Solar company Clean Energy USA has a special program designed just for non-profits. It allows non-profits to receive solar at no up-front costs and financing at heavily subsidized rates.
Solar panels can be expensive, and since non-profits cannot take tax credits, non-profits often cannot take advantage of the incentives available for residential customers, so we created a program for higher savings.
Additionally, most non-profits also are in perpetual states of raising funds, so they do not have the ability to spend a large sum of money to pay for their solar, even if ultimately it will pay for itself quickly.
Our non-profit program is designed to help non-profits purchase and install solar panels without compromising on their core expenses. Our non-profit program is similar to our residential programs, but the monthly payments are at a highly subsidized rate.
Several religious organizations in Delaware have taken advantage of the program, as have thrift shops and even some homeowners associations who are considered non-profit organizations. Contact us today to find out how Clean Energy USA can help your non-profit to drastically reduce your energy costs.
Non-profit program details
Clean Energy USA allows residential customers to save over 50% on what they pay their utility for electricity versus what they make in payments for their solar.

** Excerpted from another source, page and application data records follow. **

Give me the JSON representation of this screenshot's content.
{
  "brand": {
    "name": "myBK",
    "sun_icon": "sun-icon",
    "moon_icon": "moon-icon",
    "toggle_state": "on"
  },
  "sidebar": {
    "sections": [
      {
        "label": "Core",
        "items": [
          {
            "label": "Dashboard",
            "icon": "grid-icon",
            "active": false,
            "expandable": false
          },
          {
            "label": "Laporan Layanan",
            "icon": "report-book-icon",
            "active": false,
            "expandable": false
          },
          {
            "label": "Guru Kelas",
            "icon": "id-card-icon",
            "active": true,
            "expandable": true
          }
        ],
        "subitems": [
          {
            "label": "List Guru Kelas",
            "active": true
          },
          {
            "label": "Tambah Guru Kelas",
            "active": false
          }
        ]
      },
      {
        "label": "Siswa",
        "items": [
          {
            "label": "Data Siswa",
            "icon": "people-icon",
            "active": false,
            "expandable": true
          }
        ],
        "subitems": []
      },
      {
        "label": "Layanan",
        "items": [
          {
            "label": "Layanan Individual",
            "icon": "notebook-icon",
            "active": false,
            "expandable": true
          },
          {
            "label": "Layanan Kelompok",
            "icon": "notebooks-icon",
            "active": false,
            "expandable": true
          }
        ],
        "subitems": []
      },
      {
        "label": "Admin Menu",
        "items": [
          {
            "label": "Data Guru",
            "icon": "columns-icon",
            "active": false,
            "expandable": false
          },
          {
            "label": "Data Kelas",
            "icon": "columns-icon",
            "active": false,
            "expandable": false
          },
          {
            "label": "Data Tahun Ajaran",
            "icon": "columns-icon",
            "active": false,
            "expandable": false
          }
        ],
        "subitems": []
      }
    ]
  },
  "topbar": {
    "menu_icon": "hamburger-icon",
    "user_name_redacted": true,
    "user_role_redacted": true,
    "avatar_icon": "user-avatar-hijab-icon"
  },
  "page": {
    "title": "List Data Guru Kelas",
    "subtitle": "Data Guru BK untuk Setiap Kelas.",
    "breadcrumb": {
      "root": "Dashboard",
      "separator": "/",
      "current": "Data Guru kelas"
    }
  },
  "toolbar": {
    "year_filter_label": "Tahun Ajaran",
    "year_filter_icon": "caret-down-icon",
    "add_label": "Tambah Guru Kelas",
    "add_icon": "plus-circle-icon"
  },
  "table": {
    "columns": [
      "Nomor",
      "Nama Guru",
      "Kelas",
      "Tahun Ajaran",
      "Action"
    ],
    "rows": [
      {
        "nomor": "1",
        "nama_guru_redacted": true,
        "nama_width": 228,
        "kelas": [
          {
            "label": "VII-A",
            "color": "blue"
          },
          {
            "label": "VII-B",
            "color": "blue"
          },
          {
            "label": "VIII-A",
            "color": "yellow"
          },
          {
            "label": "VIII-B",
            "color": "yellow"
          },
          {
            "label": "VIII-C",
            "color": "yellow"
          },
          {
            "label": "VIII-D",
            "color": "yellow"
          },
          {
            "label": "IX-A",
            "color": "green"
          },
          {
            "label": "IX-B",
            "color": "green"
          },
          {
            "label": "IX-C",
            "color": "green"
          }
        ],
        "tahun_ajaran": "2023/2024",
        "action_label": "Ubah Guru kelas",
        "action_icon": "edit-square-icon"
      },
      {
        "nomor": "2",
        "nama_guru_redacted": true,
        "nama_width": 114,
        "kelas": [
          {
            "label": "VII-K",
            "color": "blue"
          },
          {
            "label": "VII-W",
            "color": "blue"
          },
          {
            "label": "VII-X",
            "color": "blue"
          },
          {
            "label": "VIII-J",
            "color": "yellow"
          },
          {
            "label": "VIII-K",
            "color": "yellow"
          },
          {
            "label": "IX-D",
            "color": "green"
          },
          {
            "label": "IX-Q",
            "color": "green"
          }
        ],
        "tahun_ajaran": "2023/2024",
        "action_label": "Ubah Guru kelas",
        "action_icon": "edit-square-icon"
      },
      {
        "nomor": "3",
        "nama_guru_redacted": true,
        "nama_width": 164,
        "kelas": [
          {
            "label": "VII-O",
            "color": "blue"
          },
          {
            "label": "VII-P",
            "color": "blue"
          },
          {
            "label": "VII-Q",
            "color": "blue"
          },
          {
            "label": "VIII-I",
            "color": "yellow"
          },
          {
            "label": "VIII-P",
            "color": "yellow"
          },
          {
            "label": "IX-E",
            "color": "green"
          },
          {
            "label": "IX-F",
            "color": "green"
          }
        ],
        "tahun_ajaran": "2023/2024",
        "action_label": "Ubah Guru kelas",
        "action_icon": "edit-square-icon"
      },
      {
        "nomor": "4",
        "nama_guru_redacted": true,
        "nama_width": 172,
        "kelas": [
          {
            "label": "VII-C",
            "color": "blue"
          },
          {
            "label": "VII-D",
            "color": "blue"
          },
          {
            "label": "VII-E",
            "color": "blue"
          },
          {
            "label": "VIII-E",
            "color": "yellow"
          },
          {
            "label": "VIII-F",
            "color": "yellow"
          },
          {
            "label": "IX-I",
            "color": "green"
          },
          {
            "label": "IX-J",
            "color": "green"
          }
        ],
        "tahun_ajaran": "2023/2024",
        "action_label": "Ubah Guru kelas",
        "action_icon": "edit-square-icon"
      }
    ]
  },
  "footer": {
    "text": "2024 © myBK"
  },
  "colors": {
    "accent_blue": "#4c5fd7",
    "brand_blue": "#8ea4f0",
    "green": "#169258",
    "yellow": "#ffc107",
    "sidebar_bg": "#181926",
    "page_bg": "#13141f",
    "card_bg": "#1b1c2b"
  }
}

If the solar saves the customer $10,000 a year on electric bills, the customer ends up paying $5,000 or less for the solar equipment that creates the higher savings.
When you combine the savings for all of the solar electric systems Clean Energy USA has installed to date, the estimated savings on electric bills will be well over $120,000,000. Those numbers only include the savings during the 25-year warranty of the solar panels and not additional savings that will be generated during their expected useful lifetime.
How Solar Panels Work
Solar panels convert sunlight into electricity. A house, or building, uses that electricity and reduces the amount of energy it needs to buy from the utility companies. When a property cannot use all of the power that is being created by the solar panels, the excess goes through the electric meter, spinning it backward at the same rate as it spins forward.
If at the end of a billing period, the meter shows that more power has gone out through the meter than into the meter, a credit will show on that customer’s electric bill. This concept is called “net metering.” Learn more about how solar panels work.